I figured since it was my day to blog, I'd deal with a question that keeps coming up since Sunday. Why the massive tear down? If you haven't been keeping an eye out, or maybe you have, I don't know... there's been a huge hubbub about pictures. I noticed it first when the famously handsome Jimmy Thomas got upset on Facebook about a photo. What he alleged was someone had used his photo without paying for it and then turned around and created a cover for it. The person was making money on his image without him getting paid for it. At the time I thought it was an interesting arguement. I figured, he is who he is and runs the site he does, so WHY would you NOT pay for it? The guy is literally everywhere.
But I thought about it some more. His business is those pictures. Granted, I'm sure it doesn't take much to slather himself in baby oil to look all sweaty, but that's his livelihood. Same with authors. There's another huge fracas going on about a certain site more or less pirating books. The person in charge of said site claims the lending and free sharing of the books helps starving kids somewhere. Here's the thing and he hasn't adequately explained it to me, how is sharing a free book going to feed a kid? And just as Jimmy Thomas makes his money selling his pictures, authors are trying to make money by selling their books. The prevailing thought is, shame on this site owner for distributing books without the right to do so.

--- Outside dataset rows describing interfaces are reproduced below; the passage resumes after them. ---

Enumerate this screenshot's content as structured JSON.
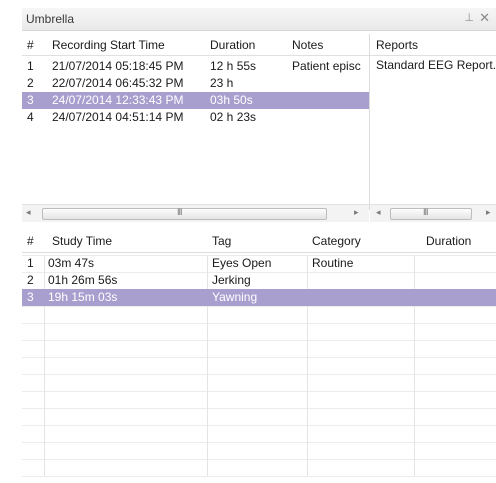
{
  "window": {
    "title": "Umbrella",
    "pin_glyph": "⊥",
    "close_glyph": "✕"
  },
  "recordings": {
    "columns": [
      "#",
      "Recording Start Time",
      "Duration",
      "Notes"
    ],
    "rows": [
      {
        "num": "1",
        "start": "21/07/2014 05:18:45 PM",
        "duration": "12 h  55s",
        "notes": "Patient episc",
        "selected": false
      },
      {
        "num": "2",
        "start": "22/07/2014 06:45:32 PM",
        "duration": "23 h",
        "notes": "",
        "selected": false
      },
      {
        "num": "3",
        "start": "24/07/2014 12:33:43 PM",
        "duration": "03h  50s",
        "notes": "",
        "selected": true
      },
      {
        "num": "4",
        "start": "24/07/2014 04:51:14 PM",
        "duration": "02 h  23s",
        "notes": "",
        "selected": false
      }
    ]
  },
  "reports": {
    "column": "Reports",
    "rows": [
      "Standard EEG Report."
    ]
  },
  "studies": {
    "columns": [
      "#",
      "Study Time",
      "Tag",
      "Category",
      "Duration"
    ],
    "rows": [
      {
        "num": "1",
        "time": "03m 47s",
        "tag": "Eyes Open",
        "category": "Routine",
        "duration": "",
        "selected": false
      },
      {
        "num": "2",
        "time": "01h 26m 56s",
        "tag": "Jerking",
        "category": "",
        "duration": "",
        "selected": false
      },
      {
        "num": "3",
        "time": "19h 15m 03s",
        "tag": "Yawning",
        "category": "",
        "duration": "",
        "selected": true
      }
    ]
  },
  "scrollbar": {
    "left_arrow": "◂",
    "right_arrow": "▸",
    "grip": "III"
  }
}
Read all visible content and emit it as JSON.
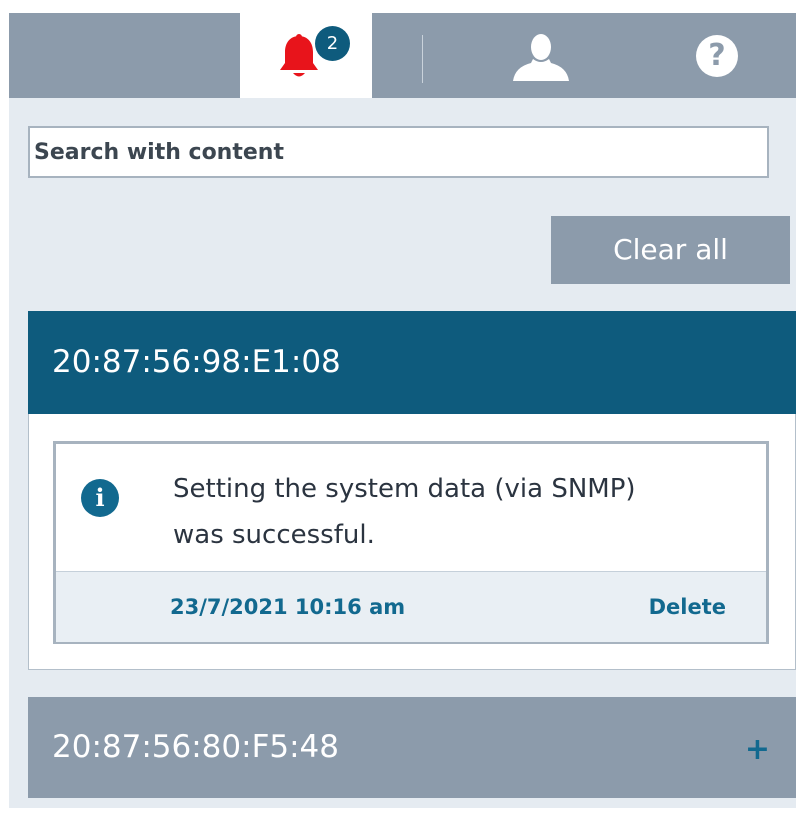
{
  "topbar": {
    "tabs": [
      {
        "name": "notifications",
        "icon": "bell-icon",
        "active": true,
        "badge_count": "2"
      },
      {
        "name": "user",
        "icon": "user-icon",
        "active": false
      },
      {
        "name": "help",
        "icon": "help-icon",
        "glyph": "?",
        "active": false
      }
    ]
  },
  "search": {
    "placeholder": "Search with content",
    "value": ""
  },
  "actions": {
    "clear_all_label": "Clear all"
  },
  "groups": [
    {
      "title": "20:87:56:98:E1:08",
      "expanded": true,
      "messages": [
        {
          "icon": "info-icon",
          "icon_glyph": "i",
          "text_line1": "Setting the system data (via SNMP)",
          "text_line2": "was successful.",
          "timestamp": "23/7/2021 10:16 am",
          "delete_label": "Delete"
        }
      ]
    },
    {
      "title": "20:87:56:80:F5:48",
      "expanded": false,
      "expand_glyph": "+"
    }
  ],
  "colors": {
    "accent": "#0e5b7d",
    "bar_gray": "#8c9bab",
    "bell_red": "#e8141b",
    "panel_bg": "#e5ebf1"
  }
}
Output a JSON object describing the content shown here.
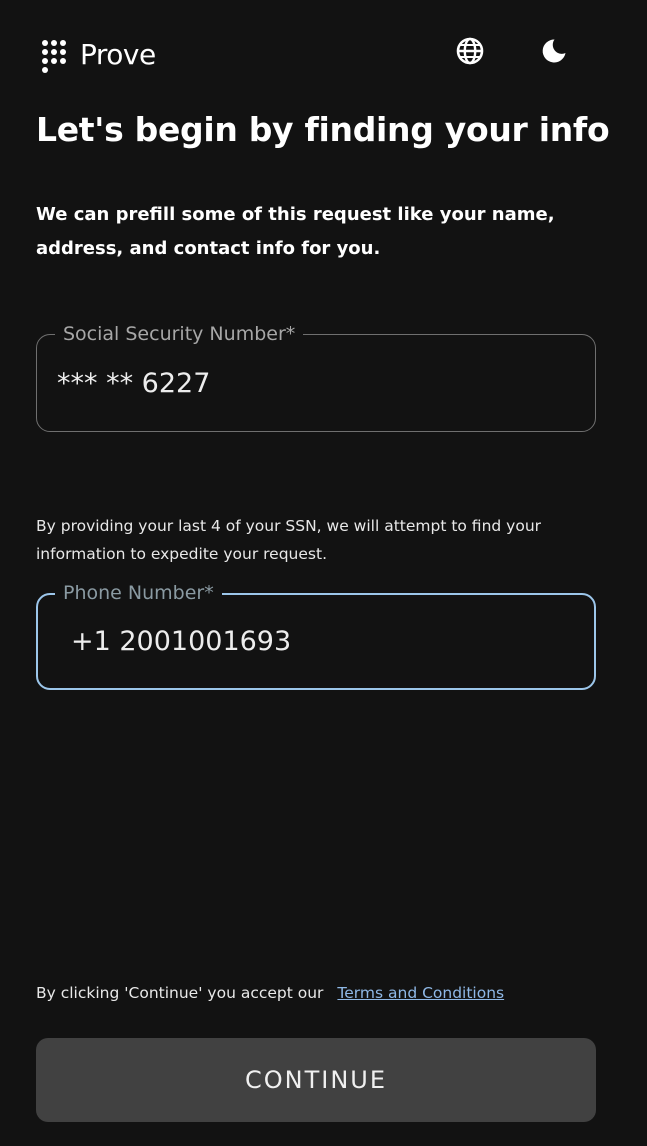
{
  "header": {
    "brand": "Prove",
    "logo_icon": "prove-dot-grid-logo",
    "language_icon": "globe-icon",
    "theme_icon": "moon-icon"
  },
  "main": {
    "title": "Let's begin by finding your info",
    "intro": "We can prefill some of this request like your name, address, and contact info for you.",
    "ssn": {
      "label": "Social Security Number*",
      "value": "*** ** 6227"
    },
    "helper": "By providing your last 4 of your SSN, we will attempt to find your information to expedite your request.",
    "phone": {
      "label": "Phone Number*",
      "value": "+1 2001001693"
    }
  },
  "footer": {
    "terms_prefix": "By clicking 'Continue' you accept our",
    "terms_link": "Terms and Conditions",
    "continue_label": "CONTINUE"
  },
  "colors": {
    "background": "#121212",
    "focus_border": "#9cc6ea",
    "link": "#8fb8e6",
    "button": "#414141"
  }
}
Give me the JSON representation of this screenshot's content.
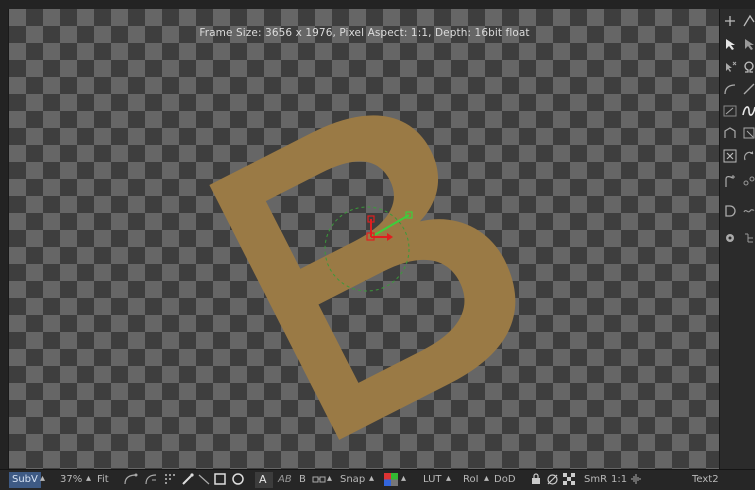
{
  "viewer": {
    "frame_info": "Frame Size: 3656 x 1976, Pixel Aspect: 1:1, Depth: 16bit float",
    "letter": "B",
    "letter_color": "#9a7a45",
    "checker_dark": "#3e3e3e",
    "checker_light": "#666666",
    "gizmo_colors": {
      "x_axis": "#e01f1f",
      "y_axis": "#3ccf3c",
      "circle": "#3a9a3a"
    }
  },
  "right_toolbar": {
    "tools": [
      "plus-icon",
      "polyline-icon",
      "select-arrow-icon",
      "arrow-icon",
      "arrow-x-icon",
      "omega-icon",
      "curve-icon",
      "line-icon",
      "smooth-icon",
      "bspline-icon",
      "warp-icon",
      "bbox-icon",
      "delete-point-icon",
      "rotate-icon",
      "add-point-icon",
      "keyframe-icon",
      "d-icon",
      "tilde-icon",
      "visibility-icon",
      "hierarchy-icon"
    ]
  },
  "bottom_bar": {
    "subv": "SubV",
    "zoom": "37%",
    "fit": "Fit",
    "a_label": "A",
    "ab_label": "AB",
    "b_label": "B",
    "snap": "Snap",
    "lut": "LUT",
    "roi": "RoI",
    "dod": "DoD",
    "smr": "SmR",
    "ratio": "1:1",
    "node_name": "Text2"
  }
}
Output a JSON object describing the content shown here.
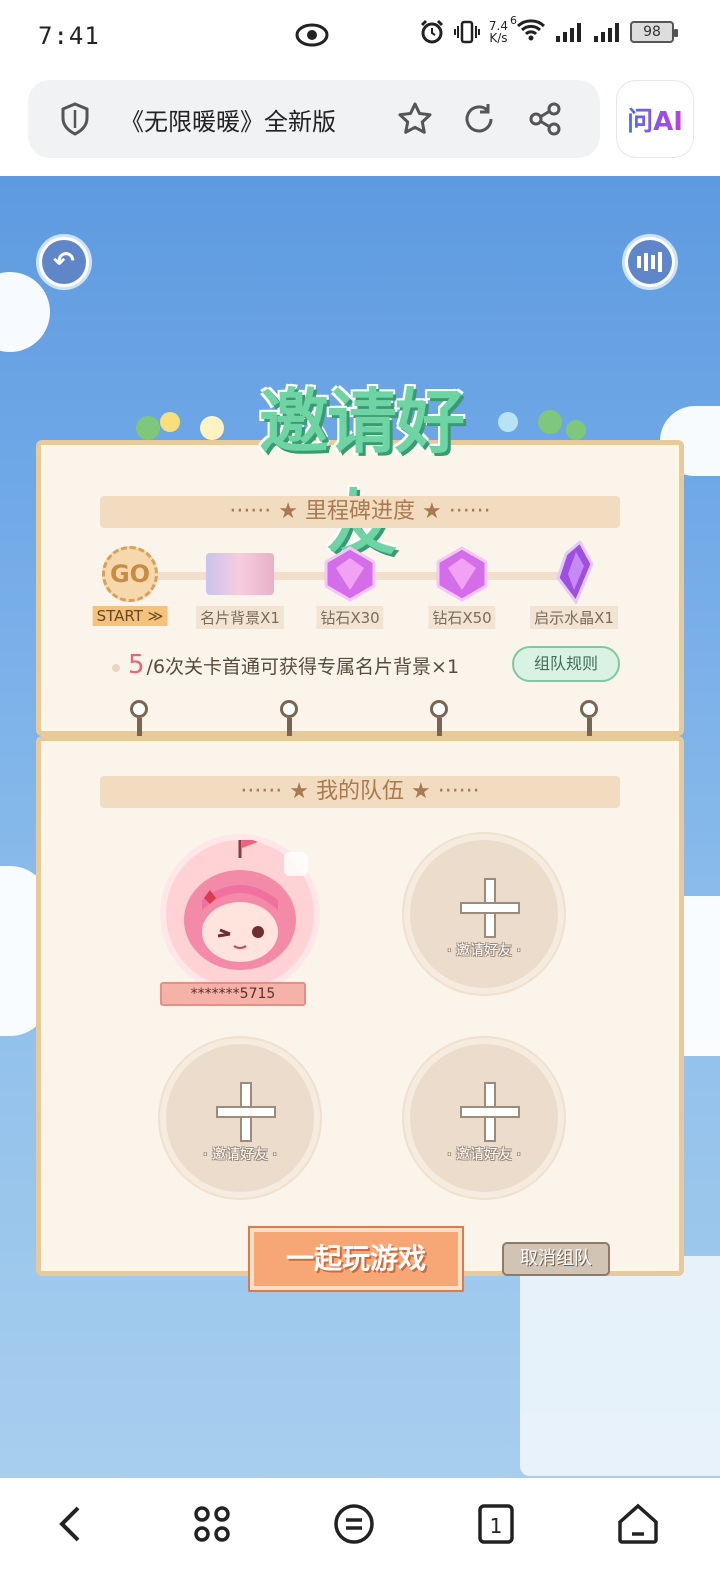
{
  "status_bar": {
    "time": "7:41",
    "net_speed_top": "7.4",
    "net_speed_bottom": "K/s",
    "wifi_badge": "6",
    "battery": "98"
  },
  "browser": {
    "page_title": "《无限暖暖》全新版",
    "ai_button_label": "问AI"
  },
  "game": {
    "headline": "邀请好友",
    "milestone_header": "······ ★ 里程碑进度 ★ ······",
    "milestones": [
      {
        "icon": "go-badge-icon",
        "node_text": "GO",
        "label": "START ≫"
      },
      {
        "icon": "name-card-background-icon",
        "label": "名片背景X1"
      },
      {
        "icon": "diamond-icon",
        "label": "钻石X30"
      },
      {
        "icon": "diamond-icon",
        "label": "钻石X50"
      },
      {
        "icon": "crystal-icon",
        "label": "启示水晶X1"
      }
    ],
    "progress_current": "5",
    "progress_text": "/6次关卡首通可获得专属名片背景×1",
    "rules_button": "组队规则",
    "team_header": "······ ★ 我的队伍 ★ ······",
    "member_id": "*******5715",
    "invite_label": "· 邀请好友 ·",
    "play_button": "一起玩游戏",
    "cancel_button": "取消组队"
  },
  "colors": {
    "sky": "#79b0ea",
    "panel": "#fbf4ea",
    "headline_green": "#6fd4a4",
    "play_orange": "#f7a775",
    "accent_pink": "#e8647d"
  }
}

But the shove over the edge was the blog post by Roni Loren. You see, Suit Up Sunday, Saturday Hotties, Tuesday Studs...it's all fine and dandy and the hotness has been shared. But here's the thing: the photographers of those men (and women) make their livelihood off those pictures or being in said pictures. As much as Jimmy Thomas or the authors of the ebooks being pirated want to be paid, so do these photographers. And they should be. Now there was a bunch of chest beating and grousing. The photographers should be honored that their picture is so hot that it HAS to be shared. It's flattery. Right?
If the authors should get paid and not have their work illegally downloaded, just like the musicians shouldn't have their music illegally downloaded, then the photographers and celebrities whose pictures are slathered all over the net should get a cut, too.
"But Brad Pitt makes so much, he won't miss it. It's only one picture."
Maybe, but when over 200 people are sharing that picture, then that's 200 chances for him to be paid. Think about it this way, if you have a book to sell and you sell 3 copies, but 3000 are pirated, then that's a LOT of royalties you've been gypped out of. See the point. Unfortunately for Roni, she paid the hard way. But she was nice enough to send out a warning. If you post those pictures, doesn't matter if you have a disclaimer, doesn't matter if you do take them down... you can get into a lot of trouble. In the terms of the book pirates, they get the take down notices all the time. They take down the work for a day, maybe a week, then WHAMO put them right back up. Why? Because someone requested the book. And it's a tough economy and we all have to help each other. And it doesn't matter if the royalties from that book help you feed your kids. What matters is that the person who is illegally downloading your book can spend their money on food for their kids rather than wasting it on your book.
Skewed logic, don't you think?
So here's the meat of this post: we stopped the Saturday Hotties and the Hump Day pictures. We're replacing them with things that are better - authors who want to show you what they've written, their random displays of hotness through their covers and their videos. Is that too much to ask to allow for the change? Maybe, but that's how it's got to be.
Thank you for enjoying the maleness and the hotness. Trust me, hottie hunting was a lot of fun. But I see the photographers point of view. I don't want my work pirated. so thank you and please keep enjoying the Menagerie. We've got some really cover art hotness coming up and some fabulous authors, too!